App and web page records
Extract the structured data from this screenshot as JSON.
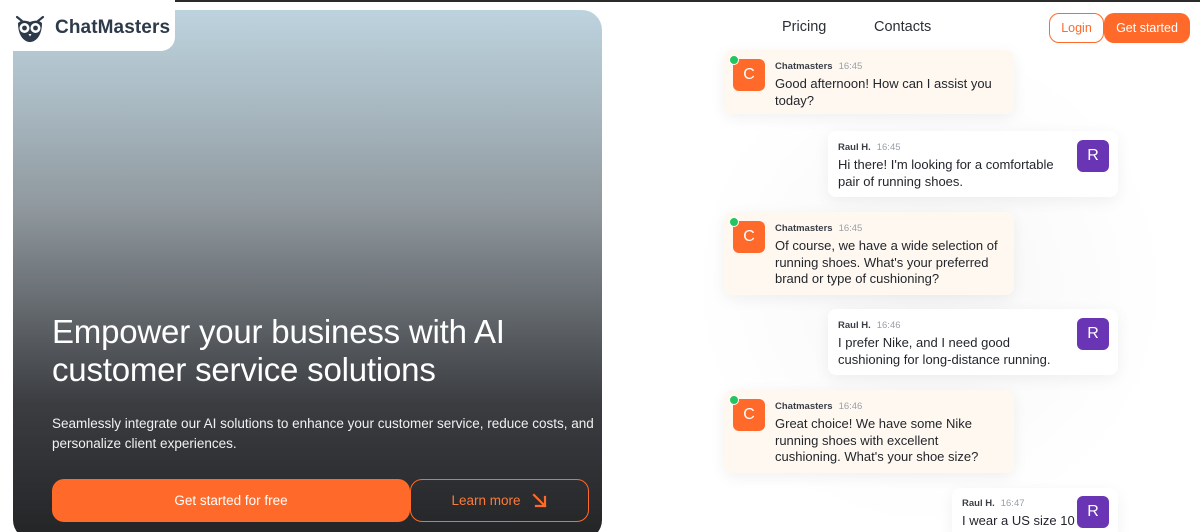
{
  "brand": {
    "name": "ChatMasters"
  },
  "nav": {
    "links": [
      "Pricing",
      "Contacts"
    ],
    "login": "Login",
    "get_started": "Get started"
  },
  "hero": {
    "title": "Empower your business with AI customer service solutions",
    "subtitle": "Seamlessly integrate our AI solutions to enhance your customer service, reduce costs, and personalize client experiences.",
    "cta_primary": "Get started for free",
    "cta_secondary": "Learn more"
  },
  "chat": {
    "messages": [
      {
        "sender": "Chatmasters",
        "time": "16:45",
        "avatar": "C",
        "role": "bot",
        "text": "Good afternoon! How can I assist you today?"
      },
      {
        "sender": "Raul H.",
        "time": "16:45",
        "avatar": "R",
        "role": "user",
        "text": "Hi there! I'm looking for a comfortable pair of running shoes."
      },
      {
        "sender": "Chatmasters",
        "time": "16:45",
        "avatar": "C",
        "role": "bot",
        "text": "Of course, we have a wide selection of running shoes. What's your preferred brand or type of cushioning?"
      },
      {
        "sender": "Raul H.",
        "time": "16:46",
        "avatar": "R",
        "role": "user",
        "text": "I prefer Nike, and I need good cushioning for long-distance running."
      },
      {
        "sender": "Chatmasters",
        "time": "16:46",
        "avatar": "C",
        "role": "bot",
        "text": "Great choice! We have some Nike running shoes with excellent cushioning. What's your shoe size?"
      },
      {
        "sender": "Raul H.",
        "time": "16:47",
        "avatar": "R",
        "role": "user",
        "text": "I wear a US size 10"
      }
    ]
  },
  "colors": {
    "accent": "#ff6a2a",
    "user_avatar": "#6a35b5",
    "online": "#22c55e"
  },
  "icons": {
    "logo": "owl-logo-icon",
    "learn_more": "arrow-down-right-icon"
  }
}
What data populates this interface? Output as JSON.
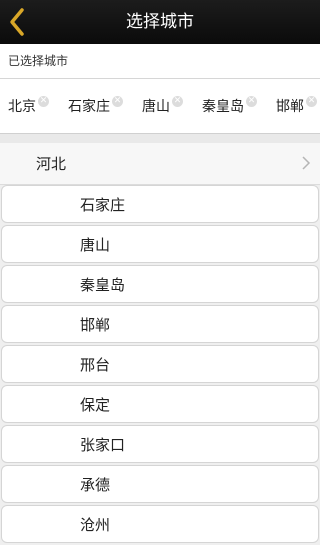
{
  "header": {
    "title": "选择城市",
    "back_icon": "chevron-left-icon",
    "accent_color": "#d9a728"
  },
  "selected": {
    "label": "已选择城市",
    "chips": [
      {
        "label": "北京"
      },
      {
        "label": "石家庄"
      },
      {
        "label": "唐山"
      },
      {
        "label": "秦皇岛"
      },
      {
        "label": "邯郸"
      }
    ],
    "remove_icon": "close-icon"
  },
  "province": {
    "label": "河北",
    "icon": "chevron-right-icon"
  },
  "cities": [
    {
      "label": "石家庄"
    },
    {
      "label": "唐山"
    },
    {
      "label": "秦皇岛"
    },
    {
      "label": "邯郸"
    },
    {
      "label": "邢台"
    },
    {
      "label": "保定"
    },
    {
      "label": "张家口"
    },
    {
      "label": "承德"
    },
    {
      "label": "沧州"
    }
  ]
}
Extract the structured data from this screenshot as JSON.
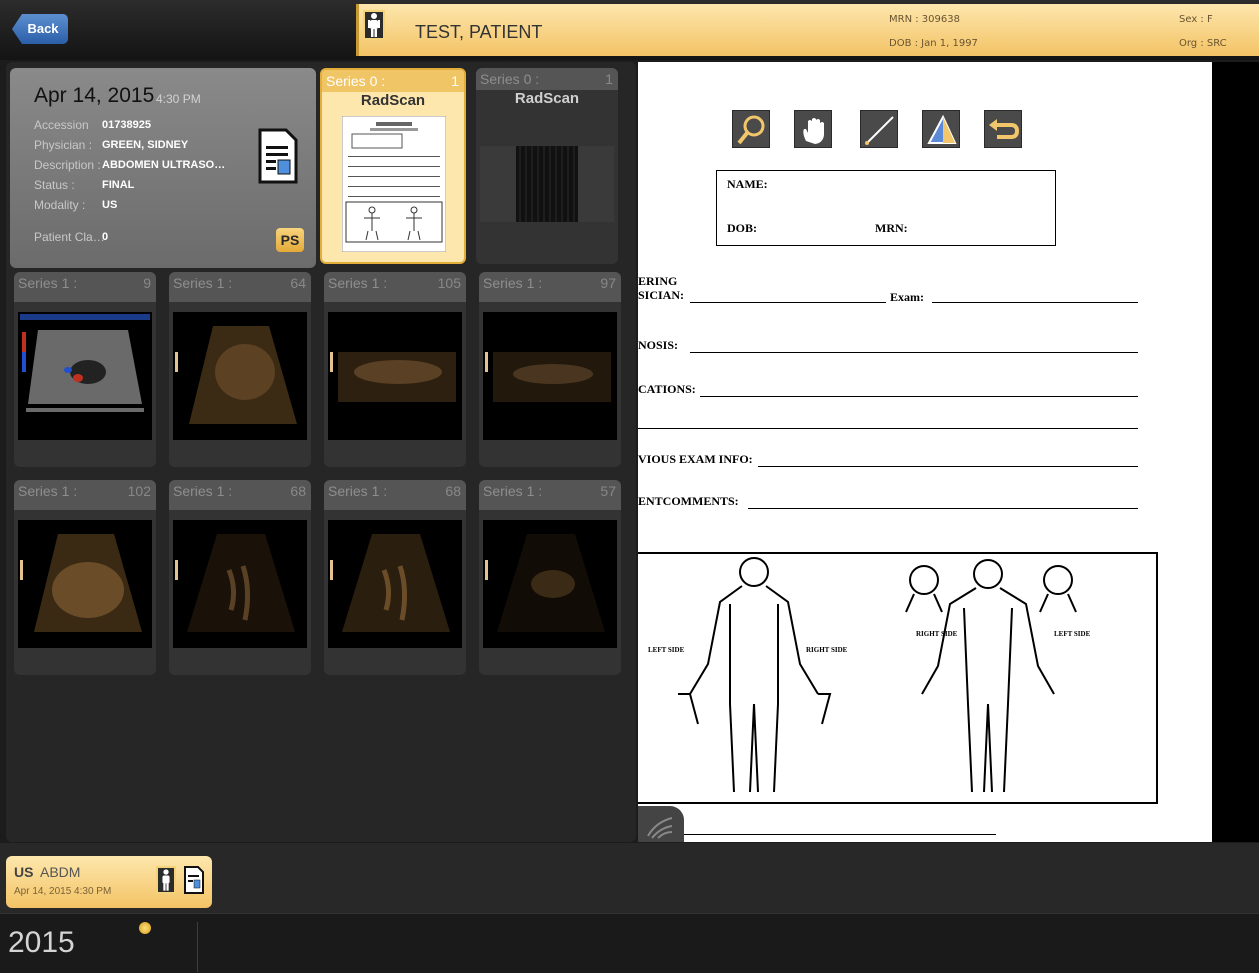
{
  "header": {
    "back_label": "Back",
    "patient_name": "TEST, PATIENT",
    "mrn": "MRN : 309638",
    "dob": "DOB : Jan 1, 1997",
    "sex": "Sex : F",
    "org": "Org : SRC"
  },
  "study": {
    "date": "Apr 14, 2015",
    "time": "4:30 PM",
    "fields": [
      {
        "label": "Accession",
        "value": "01738925"
      },
      {
        "label": "Physician :",
        "value": "GREEN, SIDNEY"
      },
      {
        "label": "Description :",
        "value": "ABDOMEN ULTRASO…"
      },
      {
        "label": "Status :",
        "value": "FINAL"
      },
      {
        "label": "Modality :",
        "value": "US"
      },
      {
        "label": "Patient Cla…",
        "value": "0"
      }
    ],
    "ps_badge": "PS"
  },
  "series": [
    {
      "title": "Series 0 :",
      "count": "1",
      "subtitle": "RadScan",
      "selected": true
    },
    {
      "title": "Series 0 :",
      "count": "1",
      "subtitle": "RadScan",
      "selected": false
    },
    {
      "title": "Series 1 :",
      "count": "9"
    },
    {
      "title": "Series 1 :",
      "count": "64"
    },
    {
      "title": "Series 1 :",
      "count": "105"
    },
    {
      "title": "Series 1 :",
      "count": "97"
    },
    {
      "title": "Series 1 :",
      "count": "102"
    },
    {
      "title": "Series 1 :",
      "count": "68"
    },
    {
      "title": "Series 1 :",
      "count": "68"
    },
    {
      "title": "Series 1 :",
      "count": "57"
    }
  ],
  "document": {
    "tools": [
      "zoom-icon",
      "pan-hand-icon",
      "measure-line-icon",
      "window-level-icon",
      "reset-icon"
    ],
    "name_label": "NAME:",
    "dob_label": "DOB:",
    "mrn_label": "MRN:",
    "ordering_line1": "ERING",
    "ordering_line2": "SICIAN:",
    "exam_label": "Exam:",
    "diagnosis_label": "NOSIS:",
    "indications_label": "CATIONS:",
    "previous_label": "VIOUS EXAM INFO:",
    "comments_label": "ENTCOMMENTS:",
    "left_side": "LEFT SIDE",
    "right_side": "RIGHT SIDE"
  },
  "study_tab": {
    "modality": "US",
    "description": "ABDM",
    "date": "Apr 14, 2015 4:30 PM"
  },
  "timeline": {
    "year": "2015"
  }
}
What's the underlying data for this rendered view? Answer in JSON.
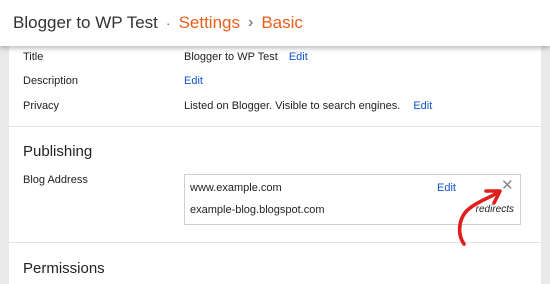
{
  "header": {
    "blog_name": "Blogger to WP Test",
    "separator": "·",
    "settings_crumb": "Settings",
    "arrow": "›",
    "page_crumb": "Basic"
  },
  "basic": {
    "title_label": "Title",
    "title_value": "Blogger to WP Test",
    "description_label": "Description",
    "privacy_label": "Privacy",
    "privacy_value": "Listed on Blogger. Visible to search engines.",
    "edit_label": "Edit"
  },
  "publishing": {
    "heading": "Publishing",
    "blog_address_label": "Blog Address",
    "custom_domain": "www.example.com",
    "blogspot_address": "example-blog.blogspot.com",
    "redirects_label": "redirects",
    "edit_label": "Edit",
    "remove_glyph": "✕"
  },
  "permissions": {
    "heading": "Permissions"
  },
  "colors": {
    "accent_orange": "#e8601c",
    "link_blue": "#1155cc",
    "annotation_red": "#e01e1e"
  },
  "icons": {
    "remove_icon": "close-icon",
    "annotation": "hand-drawn-arrow-icon"
  }
}
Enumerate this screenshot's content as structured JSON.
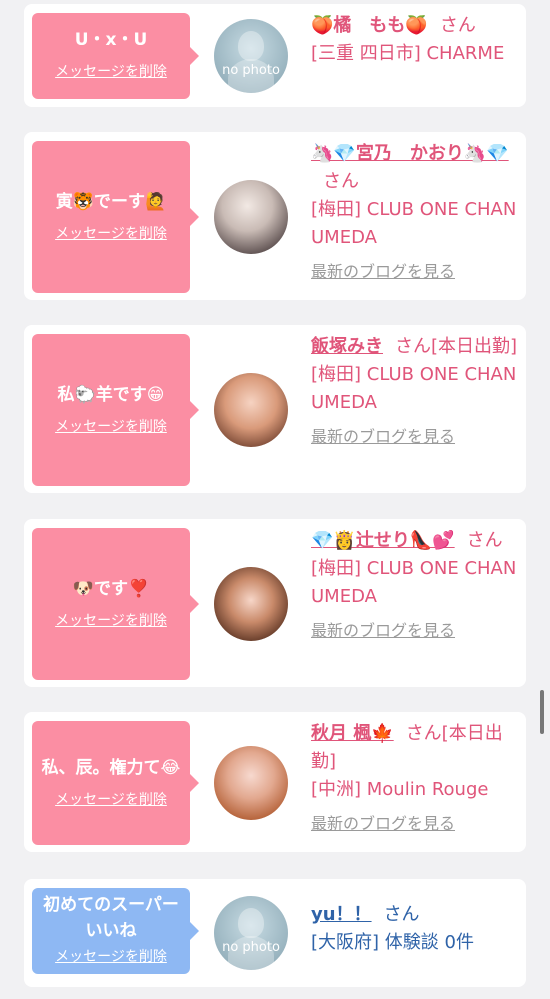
{
  "cards": [
    {
      "message": "U・x・U",
      "delete_label": "メッセージを削除",
      "avatar_label": "no photo",
      "name": "🍑橘　もも🍑",
      "honorific": "さん",
      "shop": "[三重 四日市] CHARME",
      "blog_label": ""
    },
    {
      "message": "寅🐯でーす🙋",
      "delete_label": "メッセージを削除",
      "name": "🦄💎宮乃　かおり🦄💎",
      "honorific": "さん",
      "shop": "[梅田] CLUB ONE CHAN UMEDA",
      "blog_label": "最新のブログを見る"
    },
    {
      "message": "私🐑羊です😁",
      "delete_label": "メッセージを削除",
      "name": "飯塚みき",
      "honorific": "さん[本日出勤]",
      "shop": "[梅田] CLUB ONE CHAN UMEDA",
      "blog_label": "最新のブログを見る"
    },
    {
      "message": "🐶です❣️",
      "delete_label": "メッセージを削除",
      "name": "💎👸辻せり👠💕",
      "honorific": "さん",
      "shop": "[梅田] CLUB ONE CHAN UMEDA",
      "blog_label": "最新のブログを見る"
    },
    {
      "message": "私、辰。権力て😂",
      "delete_label": "メッセージを削除",
      "name": "秋月 楓🍁",
      "honorific": "さん[本日出勤]",
      "shop": "[中洲] Moulin Rouge",
      "blog_label": "最新のブログを見る"
    },
    {
      "message": "初めてのスーパーいいね",
      "delete_label": "メッセージを削除",
      "avatar_label": "no photo",
      "name": "yu！！",
      "honorific": "さん",
      "shop": "[大阪府] 体験談 0件",
      "blog_label": ""
    }
  ],
  "colors": {
    "pink_bubble": "#fb8ea3",
    "blue_bubble": "#8eb8f3",
    "name_pink": "#e0557a",
    "name_blue": "#2f63a8",
    "background": "#f1f1f3"
  }
}
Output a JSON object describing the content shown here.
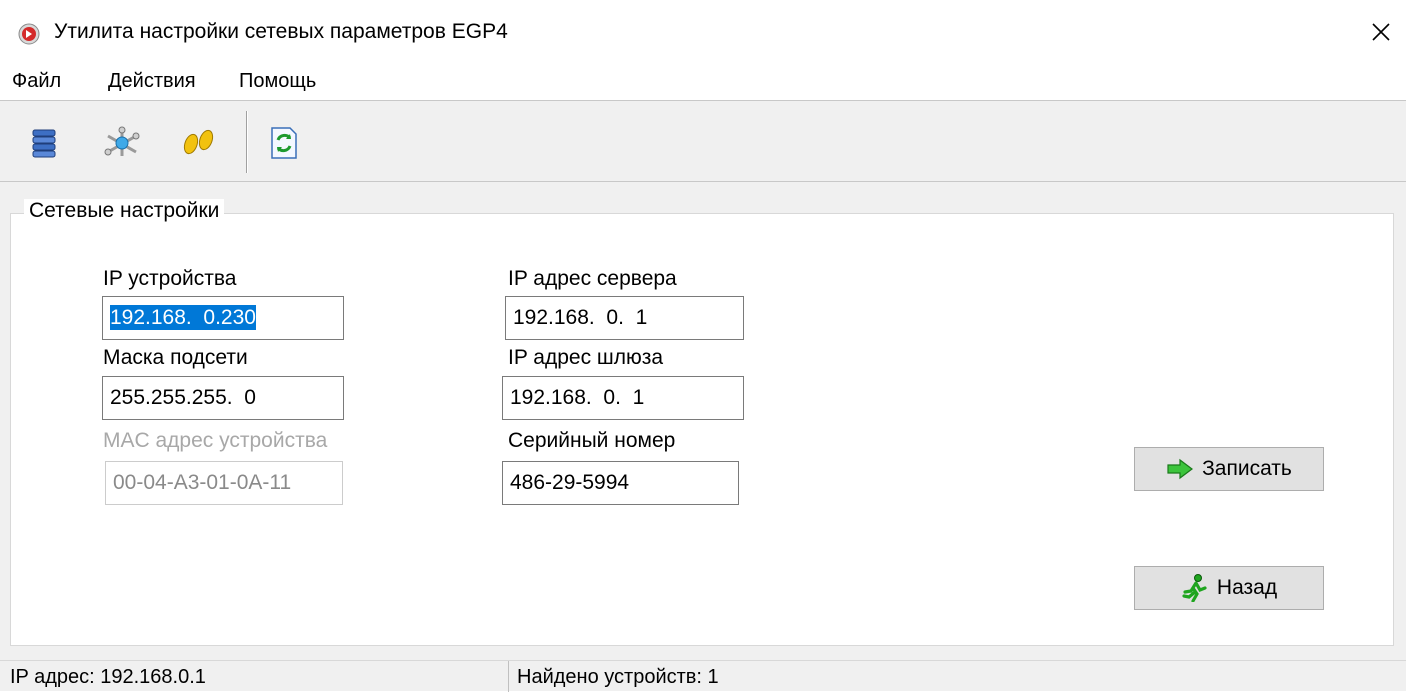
{
  "window": {
    "title": "Утилита настройки сетевых параметров EGP4",
    "close_icon": "×"
  },
  "menu": [
    "Файл",
    "Действия",
    "Помощь"
  ],
  "toolbar": {
    "icons": [
      "database-icon",
      "network-icon",
      "footsteps-icon",
      "refresh-icon"
    ]
  },
  "group": {
    "title": "Сетевые настройки",
    "ip_device": {
      "label": "IP устройства",
      "value": "192.168.  0.230"
    },
    "subnet_mask": {
      "label": "Маска подсети",
      "value": "255.255.255.  0"
    },
    "mac_address": {
      "label": "MAC адрес устройства",
      "value": "00-04-A3-01-0A-11"
    },
    "server_ip": {
      "label": "IP адрес сервера",
      "value": "192.168.  0.  1"
    },
    "gateway_ip": {
      "label": "IP адрес шлюза",
      "value": "192.168.  0.  1"
    },
    "serial": {
      "label": "Серийный номер",
      "value": "486-29-5994"
    },
    "write_button": "Записать",
    "back_button": "Назад"
  },
  "status": {
    "ip": "IP адрес: 192.168.0.1",
    "found": "Найдено устройств: 1"
  },
  "colors": {
    "selection": "#0078d7",
    "toolbar_bg": "#f0f0f0",
    "button_bg": "#e1e1e1"
  }
}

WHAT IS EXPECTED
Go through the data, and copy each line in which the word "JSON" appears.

EXERCISE ANSWER
Extract the structured data from this screenshot as JSON.
What data populates this interface? Output as JSON.
Extract the structured data from this screenshot as JSON.
What's the underlying data for this rendered view? Answer in JSON.
Enumerate this screenshot's content as structured JSON.
Output a JSON object describing the content shown here.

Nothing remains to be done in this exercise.